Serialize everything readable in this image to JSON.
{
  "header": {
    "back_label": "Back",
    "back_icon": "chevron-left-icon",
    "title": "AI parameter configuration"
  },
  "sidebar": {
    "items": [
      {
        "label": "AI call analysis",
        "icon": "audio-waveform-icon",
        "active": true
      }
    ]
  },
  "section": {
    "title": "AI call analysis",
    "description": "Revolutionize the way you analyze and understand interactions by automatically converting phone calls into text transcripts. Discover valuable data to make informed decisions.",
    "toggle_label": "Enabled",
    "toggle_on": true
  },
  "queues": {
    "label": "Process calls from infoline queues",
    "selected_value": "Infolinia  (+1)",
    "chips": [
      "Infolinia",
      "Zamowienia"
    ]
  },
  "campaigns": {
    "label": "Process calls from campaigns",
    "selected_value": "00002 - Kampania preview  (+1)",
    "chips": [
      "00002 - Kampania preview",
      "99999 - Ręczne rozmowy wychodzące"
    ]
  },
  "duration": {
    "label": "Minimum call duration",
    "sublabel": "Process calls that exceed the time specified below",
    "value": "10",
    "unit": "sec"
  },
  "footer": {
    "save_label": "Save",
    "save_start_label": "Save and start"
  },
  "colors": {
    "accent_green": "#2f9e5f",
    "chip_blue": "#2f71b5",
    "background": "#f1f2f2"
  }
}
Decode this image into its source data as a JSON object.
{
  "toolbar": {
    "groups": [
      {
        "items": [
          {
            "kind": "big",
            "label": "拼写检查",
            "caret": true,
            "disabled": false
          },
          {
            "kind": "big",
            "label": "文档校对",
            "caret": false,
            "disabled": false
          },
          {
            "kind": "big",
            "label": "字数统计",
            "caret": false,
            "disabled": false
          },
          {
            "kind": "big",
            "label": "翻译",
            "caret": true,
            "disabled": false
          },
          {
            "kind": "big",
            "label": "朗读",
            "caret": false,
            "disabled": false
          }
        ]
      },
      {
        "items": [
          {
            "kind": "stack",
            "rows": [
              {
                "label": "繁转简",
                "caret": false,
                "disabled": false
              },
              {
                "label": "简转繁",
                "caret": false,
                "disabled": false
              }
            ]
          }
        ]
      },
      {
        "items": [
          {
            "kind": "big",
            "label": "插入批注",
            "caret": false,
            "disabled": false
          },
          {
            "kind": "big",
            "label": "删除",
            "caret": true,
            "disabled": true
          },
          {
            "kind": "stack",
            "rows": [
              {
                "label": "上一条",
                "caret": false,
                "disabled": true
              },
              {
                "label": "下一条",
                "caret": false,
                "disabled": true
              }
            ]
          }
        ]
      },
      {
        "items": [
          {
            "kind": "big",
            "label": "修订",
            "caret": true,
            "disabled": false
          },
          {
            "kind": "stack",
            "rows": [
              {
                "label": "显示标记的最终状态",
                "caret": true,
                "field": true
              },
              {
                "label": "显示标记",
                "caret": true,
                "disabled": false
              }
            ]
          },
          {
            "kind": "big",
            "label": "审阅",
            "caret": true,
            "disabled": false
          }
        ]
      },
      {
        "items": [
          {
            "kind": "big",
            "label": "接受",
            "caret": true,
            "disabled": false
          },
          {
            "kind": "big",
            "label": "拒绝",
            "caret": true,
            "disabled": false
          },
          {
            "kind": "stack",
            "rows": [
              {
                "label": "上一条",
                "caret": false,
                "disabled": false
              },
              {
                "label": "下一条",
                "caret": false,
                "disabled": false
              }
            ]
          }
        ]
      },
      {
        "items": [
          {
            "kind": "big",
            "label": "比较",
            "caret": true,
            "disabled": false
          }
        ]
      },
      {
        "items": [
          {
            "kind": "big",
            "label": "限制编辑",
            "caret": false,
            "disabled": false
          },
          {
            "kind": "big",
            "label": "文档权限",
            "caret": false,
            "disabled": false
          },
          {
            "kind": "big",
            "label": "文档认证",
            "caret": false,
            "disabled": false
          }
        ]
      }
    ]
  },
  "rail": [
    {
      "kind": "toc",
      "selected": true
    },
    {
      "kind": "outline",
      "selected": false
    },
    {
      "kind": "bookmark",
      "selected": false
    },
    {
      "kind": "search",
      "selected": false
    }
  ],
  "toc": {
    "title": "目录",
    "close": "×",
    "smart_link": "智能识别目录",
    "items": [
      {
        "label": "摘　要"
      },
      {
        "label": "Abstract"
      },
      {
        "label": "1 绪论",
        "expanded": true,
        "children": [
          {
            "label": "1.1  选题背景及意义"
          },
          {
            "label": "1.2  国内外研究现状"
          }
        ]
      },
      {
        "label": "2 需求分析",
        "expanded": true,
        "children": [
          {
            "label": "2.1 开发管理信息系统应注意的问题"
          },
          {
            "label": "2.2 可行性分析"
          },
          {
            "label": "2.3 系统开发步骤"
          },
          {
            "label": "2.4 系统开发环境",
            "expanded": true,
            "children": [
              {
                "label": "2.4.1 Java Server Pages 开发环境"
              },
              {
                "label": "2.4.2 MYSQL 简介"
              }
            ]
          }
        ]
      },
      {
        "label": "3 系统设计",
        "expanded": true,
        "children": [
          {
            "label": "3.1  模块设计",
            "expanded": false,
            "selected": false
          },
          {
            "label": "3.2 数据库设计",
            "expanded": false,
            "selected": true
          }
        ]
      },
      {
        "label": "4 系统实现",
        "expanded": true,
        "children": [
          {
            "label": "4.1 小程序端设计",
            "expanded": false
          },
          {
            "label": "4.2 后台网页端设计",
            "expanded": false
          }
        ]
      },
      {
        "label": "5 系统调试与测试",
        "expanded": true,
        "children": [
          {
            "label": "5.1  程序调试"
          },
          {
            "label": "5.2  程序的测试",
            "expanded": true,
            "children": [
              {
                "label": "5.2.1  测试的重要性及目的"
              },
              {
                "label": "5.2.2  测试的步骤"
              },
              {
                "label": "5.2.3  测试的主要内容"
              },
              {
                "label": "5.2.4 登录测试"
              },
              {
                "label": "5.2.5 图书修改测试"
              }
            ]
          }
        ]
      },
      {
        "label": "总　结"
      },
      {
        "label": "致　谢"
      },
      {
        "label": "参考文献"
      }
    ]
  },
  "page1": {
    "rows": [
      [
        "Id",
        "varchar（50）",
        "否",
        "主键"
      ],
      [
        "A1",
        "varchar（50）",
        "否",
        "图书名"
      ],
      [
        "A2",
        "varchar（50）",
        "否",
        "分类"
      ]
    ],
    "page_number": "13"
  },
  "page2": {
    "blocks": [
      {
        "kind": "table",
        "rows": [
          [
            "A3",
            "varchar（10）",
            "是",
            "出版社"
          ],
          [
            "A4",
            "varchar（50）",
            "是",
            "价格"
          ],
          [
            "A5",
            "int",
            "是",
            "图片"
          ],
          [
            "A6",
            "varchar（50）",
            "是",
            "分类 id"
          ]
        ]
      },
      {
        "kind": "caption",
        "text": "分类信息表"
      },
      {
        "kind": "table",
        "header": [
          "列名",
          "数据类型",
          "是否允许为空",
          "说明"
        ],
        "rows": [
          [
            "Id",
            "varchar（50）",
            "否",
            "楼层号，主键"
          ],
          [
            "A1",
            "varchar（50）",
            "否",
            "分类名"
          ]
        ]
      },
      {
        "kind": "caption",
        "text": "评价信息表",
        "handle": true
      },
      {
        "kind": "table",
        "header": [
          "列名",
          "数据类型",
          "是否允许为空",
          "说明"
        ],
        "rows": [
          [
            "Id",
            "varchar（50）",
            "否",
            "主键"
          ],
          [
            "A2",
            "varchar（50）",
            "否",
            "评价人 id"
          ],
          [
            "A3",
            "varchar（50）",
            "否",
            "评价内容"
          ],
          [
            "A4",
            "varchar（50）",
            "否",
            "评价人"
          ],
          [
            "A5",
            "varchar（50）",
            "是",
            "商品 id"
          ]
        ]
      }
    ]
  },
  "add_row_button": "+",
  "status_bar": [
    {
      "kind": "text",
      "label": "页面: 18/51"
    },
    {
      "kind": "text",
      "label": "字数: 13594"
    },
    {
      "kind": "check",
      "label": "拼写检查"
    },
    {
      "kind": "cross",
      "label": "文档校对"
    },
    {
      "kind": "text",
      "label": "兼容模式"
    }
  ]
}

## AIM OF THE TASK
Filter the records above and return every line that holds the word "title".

## FINISHED TASK
    "title": "AI parameter configuration"
    "title": "AI call analysis",
    "title": "目录",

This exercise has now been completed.